**TASK PROMPT**
Where a line below holds the string "JSON", count it; then give the total without any other words.

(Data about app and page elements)
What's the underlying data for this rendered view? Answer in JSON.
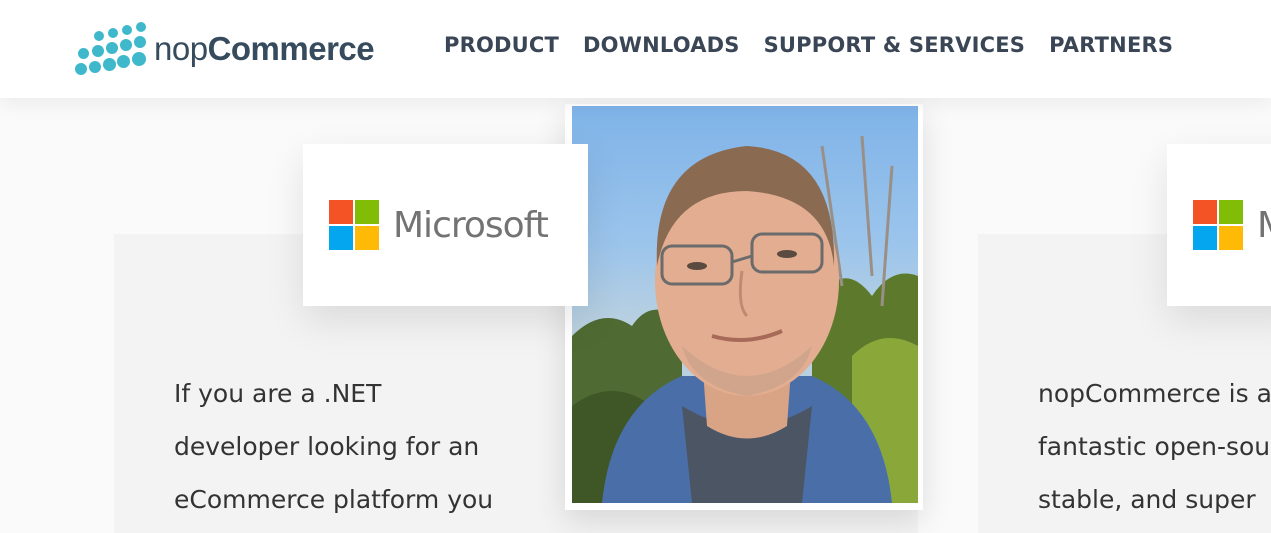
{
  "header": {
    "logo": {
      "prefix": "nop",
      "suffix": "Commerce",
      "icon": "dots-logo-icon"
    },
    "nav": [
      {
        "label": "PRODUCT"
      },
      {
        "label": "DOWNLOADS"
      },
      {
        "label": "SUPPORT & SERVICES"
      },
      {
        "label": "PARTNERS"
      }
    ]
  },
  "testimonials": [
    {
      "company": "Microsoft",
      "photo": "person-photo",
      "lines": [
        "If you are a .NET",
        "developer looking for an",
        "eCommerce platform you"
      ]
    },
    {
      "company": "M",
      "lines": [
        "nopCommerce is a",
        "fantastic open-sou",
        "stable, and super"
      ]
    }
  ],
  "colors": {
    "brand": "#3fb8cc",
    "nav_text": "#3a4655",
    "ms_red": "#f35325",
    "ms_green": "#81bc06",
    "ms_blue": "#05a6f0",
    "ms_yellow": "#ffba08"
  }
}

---

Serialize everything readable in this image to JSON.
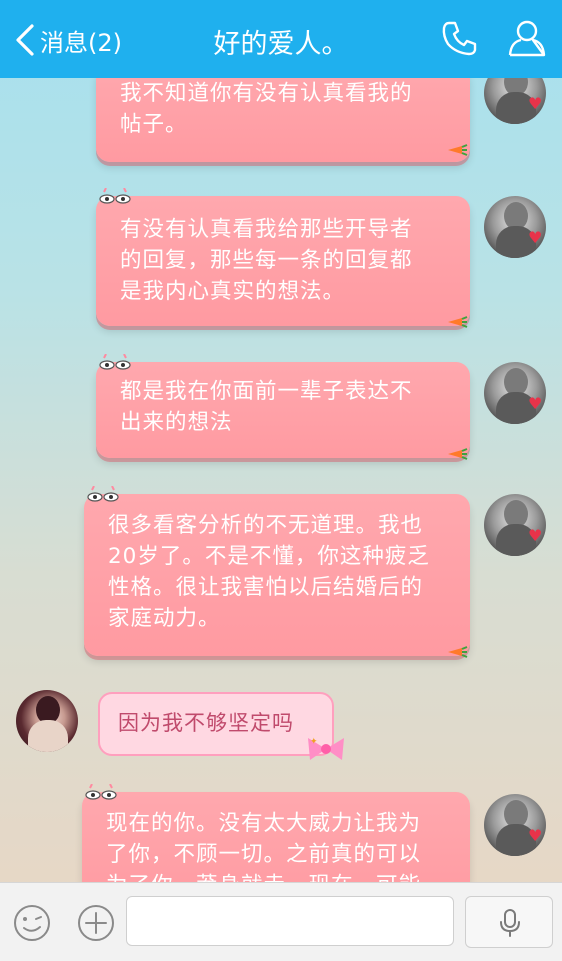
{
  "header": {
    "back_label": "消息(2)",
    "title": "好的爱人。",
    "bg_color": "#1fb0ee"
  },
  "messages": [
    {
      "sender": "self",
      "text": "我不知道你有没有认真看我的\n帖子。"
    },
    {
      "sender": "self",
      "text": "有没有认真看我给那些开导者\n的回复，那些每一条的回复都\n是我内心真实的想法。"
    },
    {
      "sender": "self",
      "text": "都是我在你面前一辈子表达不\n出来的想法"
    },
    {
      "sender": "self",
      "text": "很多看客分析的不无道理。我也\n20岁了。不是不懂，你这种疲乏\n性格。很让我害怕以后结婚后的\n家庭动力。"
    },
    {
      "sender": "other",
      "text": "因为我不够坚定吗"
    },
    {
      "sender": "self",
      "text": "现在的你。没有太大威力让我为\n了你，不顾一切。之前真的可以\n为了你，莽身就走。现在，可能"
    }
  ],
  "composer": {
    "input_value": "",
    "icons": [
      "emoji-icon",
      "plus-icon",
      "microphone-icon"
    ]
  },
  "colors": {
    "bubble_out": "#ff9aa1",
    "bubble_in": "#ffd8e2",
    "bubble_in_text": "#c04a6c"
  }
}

**SOLUTION BELOW**
2